If you get divorced without a prenuptial agreement, your estate will be at the mercy of the state’s laws in most cases. Prenuptial agreements help protect your assets and to protect you from liabilities, and without one, there’s less security. Prenuptial agreements are flexible, and they help couples actually come together to determine their financial goals and to help them determine their futures in marriage and in the case of a divorce.
If you have no prenuptial agreement, it’s likely your marital assets will be split equitably between you and your spouse. If you are living in two states and want to decide on the best one to file for divorce in, you may also have the choice of community property laws. In community property states, your marital assets are split 50/50 with no regard for what is fair or equitable.
No matter where you get a divorce, your assets that were owned prior to the marriage and kept separate from your marital assets are still your own. Any separate property, including inheritances, won’t be split in a divorce. That helps protect those who have property they never intermingled with their marital assets.
You may not be sure which assets are marital and which are separate. In that case, it’s a good idea to write down all the assets you can think of and take that list to your attorney. He or she can help you review your assets and help you look for those you may have missed. Then, you can decide which assets are shared among you and which are separate, so you can begin to work on a settlement.

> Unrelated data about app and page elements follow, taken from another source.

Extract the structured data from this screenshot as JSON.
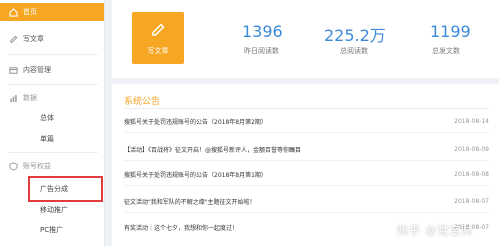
{
  "sidebar": {
    "home": "首页",
    "write": "写文章",
    "content_manage": "内容管理",
    "data_group": "数据",
    "data_items": [
      "总体",
      "单篇"
    ],
    "account_group": "账号权益",
    "account_items": [
      "广告分成",
      "移动推广",
      "PC推广"
    ]
  },
  "stats": {
    "write_label": "写文章",
    "items": [
      {
        "value": "1396",
        "label": "昨日阅读数"
      },
      {
        "value": "225.2万",
        "label": "总阅读数"
      },
      {
        "value": "1199",
        "label": "总发文数"
      }
    ]
  },
  "notice": {
    "title": "系统公告",
    "rows": [
      {
        "text": "搜狐号关于处罚违规账号的公告（2018年8月第2期）",
        "date": "2018-08-14"
      },
      {
        "text": "【活动】《百战将》征文开启！@搜狐号新评人，金额百誉等你瞩目",
        "date": "2018-08-09"
      },
      {
        "text": "搜狐号关于处罚违规账号的公告（2018年8月第1期）",
        "date": "2018-08-08"
      },
      {
        "text": "征文活动\"我和军队的不解之缘\"主题征文开始啦！",
        "date": "2018-08-07"
      },
      {
        "text": "有奖活动｜这个七夕，我想和你一起度过！",
        "date": "2018-08-07"
      }
    ]
  },
  "watermark": "知乎 @党宝财",
  "colors": {
    "accent": "#f6a623",
    "stat_blue": "#3b8ad9",
    "highlight_red": "#e23d3d"
  }
}
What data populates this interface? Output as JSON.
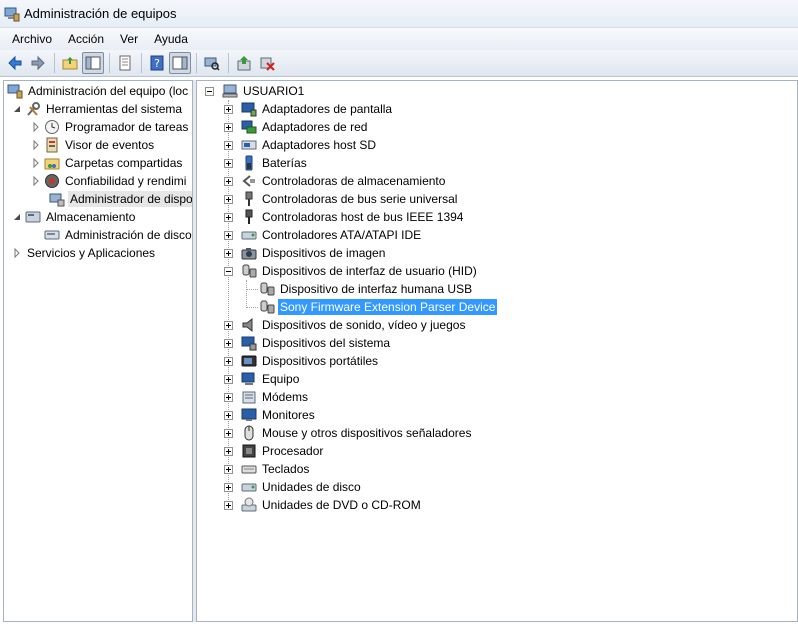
{
  "window": {
    "title": "Administración de equipos"
  },
  "menu": [
    "Archivo",
    "Acción",
    "Ver",
    "Ayuda"
  ],
  "left_tree": {
    "root": "Administración del equipo (loc",
    "tools": "Herramientas del sistema",
    "task_scheduler": "Programador de tareas",
    "event_viewer": "Visor de eventos",
    "shared_folders": "Carpetas compartidas",
    "reliability": "Confiabilidad y rendimi",
    "device_manager": "Administrador de dispo",
    "storage": "Almacenamiento",
    "disk_mgmt": "Administración de disco",
    "services": "Servicios y Aplicaciones"
  },
  "device_tree": {
    "computer": "USUARIO1",
    "categories": [
      "Adaptadores de pantalla",
      "Adaptadores de red",
      "Adaptadores host SD",
      "Baterías",
      "Controladoras de almacenamiento",
      "Controladoras de bus serie universal",
      "Controladoras host de bus IEEE 1394",
      "Controladores ATA/ATAPI IDE",
      "Dispositivos de imagen",
      "Dispositivos de interfaz de usuario (HID)"
    ],
    "hid_children": [
      "Dispositivo de interfaz humana USB",
      "Sony Firmware Extension Parser Device"
    ],
    "categories_after": [
      "Dispositivos de sonido, vídeo y juegos",
      "Dispositivos del sistema",
      "Dispositivos portátiles",
      "Equipo",
      "Módems",
      "Monitores",
      "Mouse y otros dispositivos señaladores",
      "Procesador",
      "Teclados",
      "Unidades de disco",
      "Unidades de DVD o CD-ROM"
    ]
  },
  "colors": {
    "selection": "#3399ff",
    "accent": "#1c6fd1"
  }
}
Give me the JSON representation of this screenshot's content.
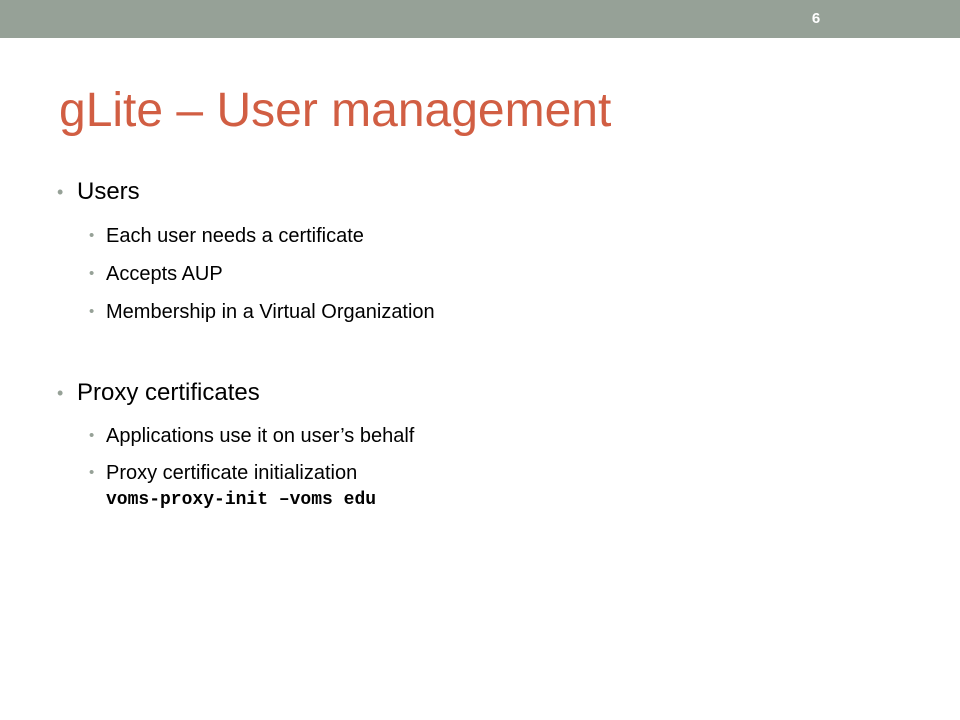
{
  "slide": {
    "number": "6",
    "title": "gLite – User management"
  },
  "bullets": {
    "users": {
      "label": "Users",
      "items": [
        "Each user needs a certificate",
        "Accepts AUP",
        "Membership in a Virtual Organization"
      ]
    },
    "proxy": {
      "label": "Proxy certificates",
      "items": [
        "Applications use it on user’s behalf",
        "Proxy certificate initialization"
      ],
      "command": "voms-proxy-init –voms edu"
    }
  },
  "bullet_symbol": "•",
  "colors": {
    "top_bar": "#96a197",
    "title": "#d15e43",
    "text": "#000000",
    "bullet": "#96a197"
  }
}
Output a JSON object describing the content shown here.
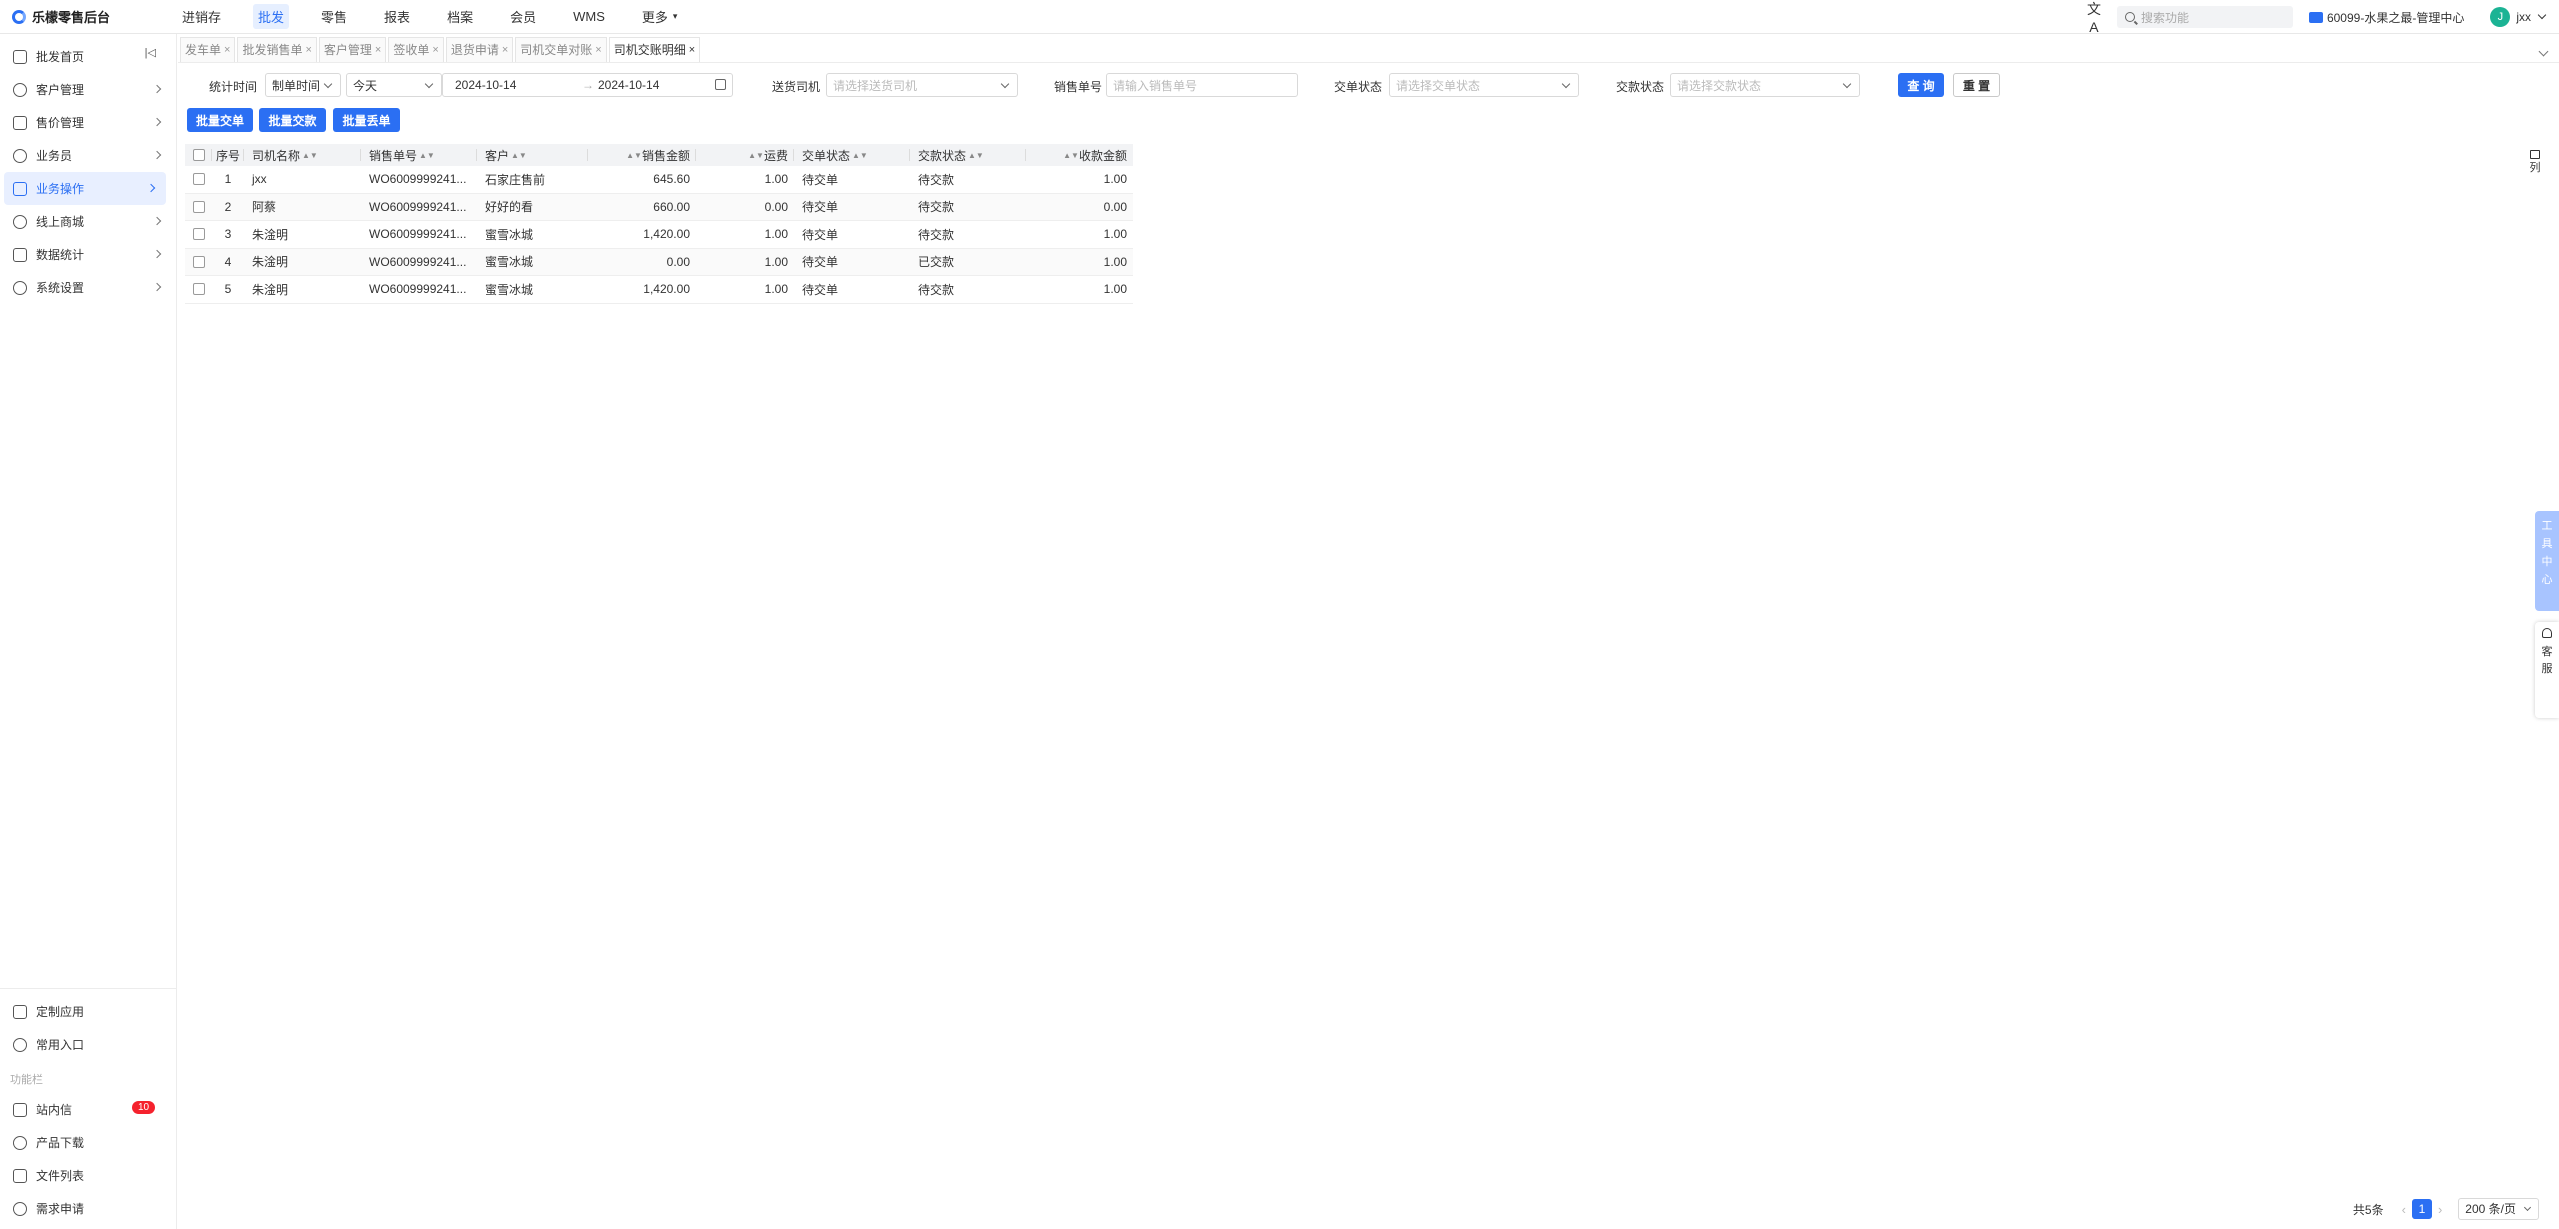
{
  "app": {
    "title": "乐檬零售后台"
  },
  "topnav": {
    "items": [
      {
        "label": "进销存",
        "active": false
      },
      {
        "label": "批发",
        "active": true
      },
      {
        "label": "零售",
        "active": false
      },
      {
        "label": "报表",
        "active": false
      },
      {
        "label": "档案",
        "active": false
      },
      {
        "label": "会员",
        "active": false
      },
      {
        "label": "WMS",
        "active": false
      },
      {
        "label": "更多",
        "active": false
      }
    ],
    "search_placeholder": "搜索功能",
    "shop": "60099-水果之最-管理中心",
    "user_initial": "J",
    "user_name": "jxx"
  },
  "sidebar": {
    "items": [
      {
        "label": "批发首页",
        "icon": "home-icon"
      },
      {
        "label": "客户管理",
        "icon": "user-icon"
      },
      {
        "label": "售价管理",
        "icon": "price-icon"
      },
      {
        "label": "业务员",
        "icon": "person-icon"
      },
      {
        "label": "业务操作",
        "icon": "operation-icon",
        "active": true
      },
      {
        "label": "线上商城",
        "icon": "shop-icon"
      },
      {
        "label": "数据统计",
        "icon": "chart-icon"
      },
      {
        "label": "系统设置",
        "icon": "settings-icon"
      }
    ],
    "bottom_items": [
      {
        "label": "定制应用",
        "icon": "custom-app-icon"
      },
      {
        "label": "常用入口",
        "icon": "heart-icon"
      }
    ],
    "section_label": "功能栏",
    "tools": [
      {
        "label": "站内信",
        "icon": "mail-icon",
        "badge": "10"
      },
      {
        "label": "产品下载",
        "icon": "download-icon"
      },
      {
        "label": "文件列表",
        "icon": "file-icon"
      },
      {
        "label": "需求申请",
        "icon": "request-icon"
      }
    ]
  },
  "tabs": [
    {
      "label": "发车单",
      "active": false
    },
    {
      "label": "批发销售单",
      "active": false
    },
    {
      "label": "客户管理",
      "active": false
    },
    {
      "label": "签收单",
      "active": false
    },
    {
      "label": "退货申请",
      "active": false
    },
    {
      "label": "司机交单对账",
      "active": false
    },
    {
      "label": "司机交账明细",
      "active": true
    }
  ],
  "filters": {
    "stat_time_label": "统计时间",
    "time_type": "制单时间",
    "period": "今天",
    "date_start": "2024-10-14",
    "date_sep": "→",
    "date_end": "2024-10-14",
    "driver_label": "送货司机",
    "driver_placeholder": "请选择送货司机",
    "order_no_label": "销售单号",
    "order_no_placeholder": "请输入销售单号",
    "submit_status_label": "交单状态",
    "submit_status_placeholder": "请选择交单状态",
    "payment_status_label": "交款状态",
    "payment_status_placeholder": "请选择交款状态",
    "query_button": "查 询",
    "reset_button": "重 置"
  },
  "actions": {
    "batch_submit": "批量交单",
    "batch_payment": "批量交款",
    "batch_lost": "批量丢单"
  },
  "table": {
    "headers": [
      "序号",
      "司机名称",
      "销售单号",
      "客户",
      "销售金额",
      "运费",
      "交单状态",
      "交款状态",
      "收款金额"
    ],
    "rows": [
      {
        "seq": "1",
        "driver": "jxx",
        "order": "WO6009999241...",
        "customer": "石家庄售前",
        "amount": "645.60",
        "freight": "1.00",
        "submit": "待交单",
        "payment": "待交款",
        "received": "1.00"
      },
      {
        "seq": "2",
        "driver": "阿蔡",
        "order": "WO6009999241...",
        "customer": "好好的看",
        "amount": "660.00",
        "freight": "0.00",
        "submit": "待交单",
        "payment": "待交款",
        "received": "0.00"
      },
      {
        "seq": "3",
        "driver": "朱淦明",
        "order": "WO6009999241...",
        "customer": "蜜雪冰城",
        "amount": "1,420.00",
        "freight": "1.00",
        "submit": "待交单",
        "payment": "待交款",
        "received": "1.00"
      },
      {
        "seq": "4",
        "driver": "朱淦明",
        "order": "WO6009999241...",
        "customer": "蜜雪冰城",
        "amount": "0.00",
        "freight": "1.00",
        "submit": "待交单",
        "payment": "已交款",
        "received": "1.00"
      },
      {
        "seq": "5",
        "driver": "朱淦明",
        "order": "WO6009999241...",
        "customer": "蜜雪冰城",
        "amount": "1,420.00",
        "freight": "1.00",
        "submit": "待交单",
        "payment": "待交款",
        "received": "1.00"
      }
    ],
    "column_setting": "列"
  },
  "floating": {
    "tools_label": "工具中心",
    "service_label": "客服"
  },
  "pager": {
    "total": "共5条",
    "current_page": "1",
    "page_size": "200 条/页"
  }
}
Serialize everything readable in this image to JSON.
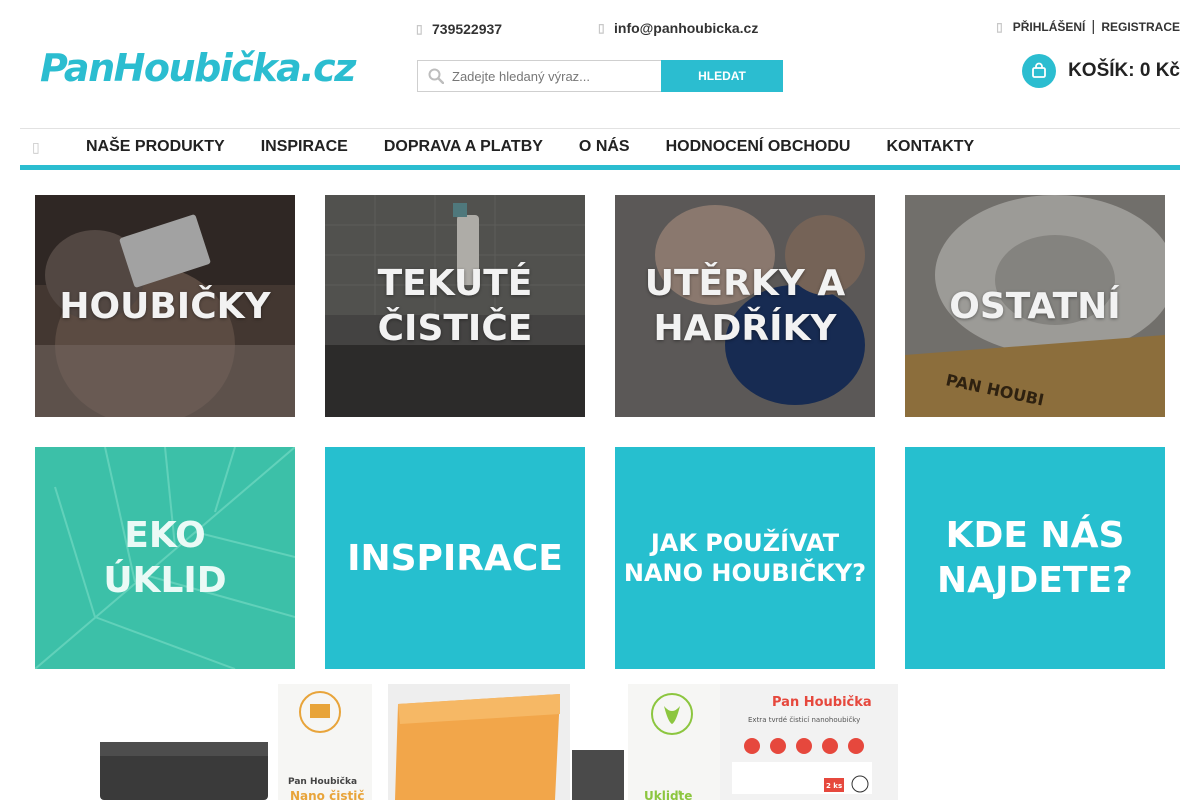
{
  "header": {
    "logo_text": "PanHoubička.cz",
    "phone": "739522937",
    "email": "info@panhoubicka.cz",
    "search_placeholder": "Zadejte hledaný výraz...",
    "search_button": "HLEDAT",
    "login": "PŘIHLÁŠENÍ",
    "separator": "|",
    "register": "REGISTRACE",
    "cart_label": "KOŠÍK:",
    "cart_total": "0 Kč"
  },
  "nav": {
    "items": [
      "NAŠE PRODUKTY",
      "INSPIRACE",
      "DOPRAVA A PLATBY",
      "O NÁS",
      "HODNOCENÍ OBCHODU",
      "KONTAKTY"
    ]
  },
  "tiles": [
    {
      "label": "HOUBIČKY"
    },
    {
      "label": "TEKUTÉ\nČISTIČE"
    },
    {
      "label": "UTĚRKY A\nHADŘÍKY"
    },
    {
      "label": "OSTATNÍ"
    },
    {
      "label": "EKO\nÚKLID"
    },
    {
      "label": "INSPIRACE"
    },
    {
      "label": "JAK POUŽÍVAT\nNANO HOUBIČKY?"
    },
    {
      "label": "KDE NÁS\nNAJDETE?"
    }
  ],
  "products": {
    "bottle1_text": "Nano čistič",
    "bottle2_text": "Ukliďte",
    "pack_brand": "Pan Houbička",
    "pack_subtitle": "Extra tvrdé čisticí nanohoubičky",
    "pack_count": "2 ks"
  },
  "colors": {
    "accent": "#2bbdd0",
    "tile_teal": "#26bfcf",
    "text_dark": "#222222"
  },
  "icons": {
    "phone": "phone-icon",
    "email": "envelope-icon",
    "user": "user-icon",
    "search": "search-icon",
    "cart": "cart-icon",
    "home": "home-icon"
  }
}
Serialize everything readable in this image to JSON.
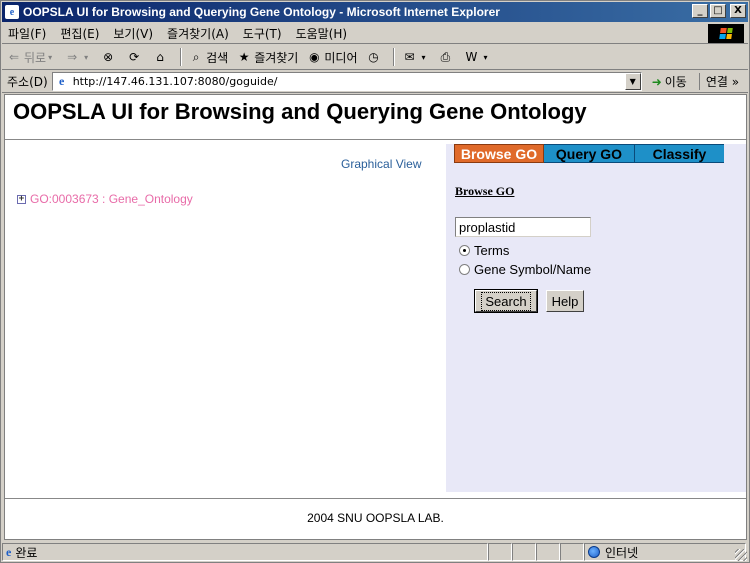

Source: Business Insider, “Here’s what happens to your stuff when you get divorced without a prenup,” Libby Kane, accessed June 15, 2017